Saturday, December 30, 2006

When Life As We Know It Becomes Impossible to Sustain

Posted by olvlzl

What are the consequences for a world in which the food supply has been greatly diminished by global warming? What are the exigencies of a world in which the absolute necessities of life are vastly more expensive than they are now? It’s a question occasioned by the breaking away of that huge ice field in the arctic this week. Assuming that there are no willfully ignorant global warming deniers* here, then it is a question that we should be considering with a lot more urgency.

While there is no way of knowing what will happen, if the food supply and the supply of many other things is disrupted or destroyed then there are two general schemes that seem likely. There is the 1960s, macho sci-fi concept of a dystopian fascism of some kind. That would certainly be attempted. Life would become a bleak, violent and cynical endeavor. The idea of a democracy in such circumstances is impossible. If the thankfully brief viewing I’ve seen of the cabloid stations this past year, it’s the one they favor.

But there is another possible response, one that should be a matter of reflex in a modern democracy, equal sharing of scarcity, an equal distribution of necessities and the practice of the common-wealth in services and enrichment resources whatever those are. In short, putting the alleged ideals of enlightenment into effect. It’s not nearly as popular as sci-fi fascism in theatrical or literary speculations mainly because it is inherently undramatic. I can’t imagine any of them being able to make a hit movie out of it. Anyone who could pull it off would probably be a creative genius of the first order, Ursula K. Le Guin level. It’s absence from the popular imagination is a danger that will become more evident as things get worse. And there is every reason to believe that is what is going to happen during some of our lives.

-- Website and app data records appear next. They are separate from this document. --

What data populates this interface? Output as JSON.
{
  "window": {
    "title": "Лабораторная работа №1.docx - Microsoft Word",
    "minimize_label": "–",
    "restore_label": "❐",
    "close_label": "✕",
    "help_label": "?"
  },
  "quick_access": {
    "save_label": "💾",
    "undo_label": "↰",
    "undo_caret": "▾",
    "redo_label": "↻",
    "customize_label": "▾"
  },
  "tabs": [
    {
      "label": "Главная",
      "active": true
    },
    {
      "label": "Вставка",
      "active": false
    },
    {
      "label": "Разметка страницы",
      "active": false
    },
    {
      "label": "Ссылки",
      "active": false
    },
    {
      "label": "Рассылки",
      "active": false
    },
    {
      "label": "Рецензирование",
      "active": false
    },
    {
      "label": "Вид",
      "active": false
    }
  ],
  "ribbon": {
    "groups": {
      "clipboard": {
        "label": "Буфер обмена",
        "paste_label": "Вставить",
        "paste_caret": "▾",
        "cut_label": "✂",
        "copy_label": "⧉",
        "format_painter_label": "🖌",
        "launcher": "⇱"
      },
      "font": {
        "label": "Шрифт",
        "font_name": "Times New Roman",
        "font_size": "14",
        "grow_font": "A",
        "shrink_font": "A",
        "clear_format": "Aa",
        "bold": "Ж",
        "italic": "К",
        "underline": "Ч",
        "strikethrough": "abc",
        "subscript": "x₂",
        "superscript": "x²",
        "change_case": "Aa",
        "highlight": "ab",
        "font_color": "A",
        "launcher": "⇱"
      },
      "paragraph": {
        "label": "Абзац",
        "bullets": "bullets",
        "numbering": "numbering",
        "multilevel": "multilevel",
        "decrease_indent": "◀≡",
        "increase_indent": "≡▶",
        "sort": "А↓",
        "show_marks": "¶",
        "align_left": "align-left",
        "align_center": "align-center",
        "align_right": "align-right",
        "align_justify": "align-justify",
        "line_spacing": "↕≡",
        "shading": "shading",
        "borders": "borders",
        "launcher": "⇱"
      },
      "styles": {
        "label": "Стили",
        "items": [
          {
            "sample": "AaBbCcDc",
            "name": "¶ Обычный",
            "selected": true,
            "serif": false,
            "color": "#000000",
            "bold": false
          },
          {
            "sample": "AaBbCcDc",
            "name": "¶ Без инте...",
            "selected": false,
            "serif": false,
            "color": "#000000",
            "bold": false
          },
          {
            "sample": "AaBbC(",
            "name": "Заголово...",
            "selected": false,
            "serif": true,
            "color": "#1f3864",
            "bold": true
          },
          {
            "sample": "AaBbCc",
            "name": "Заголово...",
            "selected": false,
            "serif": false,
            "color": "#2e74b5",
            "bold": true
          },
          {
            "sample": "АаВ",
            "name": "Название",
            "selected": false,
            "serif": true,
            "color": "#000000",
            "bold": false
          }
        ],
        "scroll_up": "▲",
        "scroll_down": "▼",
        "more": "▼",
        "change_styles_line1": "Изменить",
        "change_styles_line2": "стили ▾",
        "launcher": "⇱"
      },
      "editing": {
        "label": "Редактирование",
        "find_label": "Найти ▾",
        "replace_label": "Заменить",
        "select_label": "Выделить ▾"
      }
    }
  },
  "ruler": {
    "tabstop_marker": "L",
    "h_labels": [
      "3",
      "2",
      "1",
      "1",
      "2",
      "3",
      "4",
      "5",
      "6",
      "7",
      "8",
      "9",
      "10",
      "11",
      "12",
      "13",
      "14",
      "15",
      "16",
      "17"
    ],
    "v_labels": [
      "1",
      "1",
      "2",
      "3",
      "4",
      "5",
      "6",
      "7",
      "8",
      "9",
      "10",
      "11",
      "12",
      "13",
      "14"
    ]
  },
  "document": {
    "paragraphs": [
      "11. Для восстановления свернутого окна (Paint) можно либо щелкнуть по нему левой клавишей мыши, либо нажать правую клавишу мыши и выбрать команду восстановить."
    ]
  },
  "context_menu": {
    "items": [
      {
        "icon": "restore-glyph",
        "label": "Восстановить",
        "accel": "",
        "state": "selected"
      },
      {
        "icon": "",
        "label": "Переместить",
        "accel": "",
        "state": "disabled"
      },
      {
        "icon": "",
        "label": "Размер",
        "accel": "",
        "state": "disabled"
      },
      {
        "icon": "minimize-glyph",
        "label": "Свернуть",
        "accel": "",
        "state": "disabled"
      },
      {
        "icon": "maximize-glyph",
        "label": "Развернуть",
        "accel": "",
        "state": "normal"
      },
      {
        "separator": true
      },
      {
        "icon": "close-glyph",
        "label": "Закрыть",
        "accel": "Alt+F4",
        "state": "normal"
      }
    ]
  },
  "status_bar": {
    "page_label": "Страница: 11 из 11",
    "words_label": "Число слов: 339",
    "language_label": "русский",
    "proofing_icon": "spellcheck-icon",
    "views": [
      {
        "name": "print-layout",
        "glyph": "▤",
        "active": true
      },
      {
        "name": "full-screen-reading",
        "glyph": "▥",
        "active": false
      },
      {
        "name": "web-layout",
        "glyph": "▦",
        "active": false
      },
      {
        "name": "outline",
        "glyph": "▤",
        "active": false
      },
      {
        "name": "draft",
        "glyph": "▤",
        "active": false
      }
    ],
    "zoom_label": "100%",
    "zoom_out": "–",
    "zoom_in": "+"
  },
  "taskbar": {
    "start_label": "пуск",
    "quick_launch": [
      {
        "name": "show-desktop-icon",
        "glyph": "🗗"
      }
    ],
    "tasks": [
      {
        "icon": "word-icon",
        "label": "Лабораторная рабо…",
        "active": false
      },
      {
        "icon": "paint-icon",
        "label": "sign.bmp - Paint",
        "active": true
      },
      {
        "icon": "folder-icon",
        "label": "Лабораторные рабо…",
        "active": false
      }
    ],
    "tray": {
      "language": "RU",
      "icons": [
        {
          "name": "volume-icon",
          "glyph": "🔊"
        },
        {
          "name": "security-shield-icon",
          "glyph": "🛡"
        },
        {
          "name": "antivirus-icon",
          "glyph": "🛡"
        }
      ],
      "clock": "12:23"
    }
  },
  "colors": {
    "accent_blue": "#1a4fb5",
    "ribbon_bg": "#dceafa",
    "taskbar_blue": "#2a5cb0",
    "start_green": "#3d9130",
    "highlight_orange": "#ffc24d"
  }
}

If we want decency in the future there will be a price, selfishness, greed, ignorance and a host of other personal indulgences can’t be indulged. The consequences of them become ever worse in a more crowded more impoverished milieu. A good item to consider is what will happen to the right to have children. What will happen to that if the level of starvation increases several fold? It’s not pleasant to think about but it will become impossible to ignore the problem in the near future. There are some horrible alternatives already in place, both one-child policies and the vastly worse, non-governmental systems that arise though malign neglect, gender inequity and organized crime. We can, of course, keep ignoring this or we can try to come up with the least bad solution before it becomes impossible to choose to do nothing.

If we are fortunate, the choice isn’t between violent disorder and fascism, it’s between gaudy, unequal misery and modest decency. But we are going to have to cultivate the idea. The fans of privilege will be at work the whole time and many of them are in the judiciary and government. They won’t think twice about playing dirty, that’s just practice for when things really get bad.

This is a theme I’m going to be looking into next year. It won't all look bleak but to ignore those possiblities would make it a waste of time and that is growing ever shorter.

* When real scientists make predictions and those predictions start to come true, that means they’ve won the argument, Hirelings of industry, ideological fanatics and their journalistic equivalent, you’ve lost. That is already beyond doubt in the real world.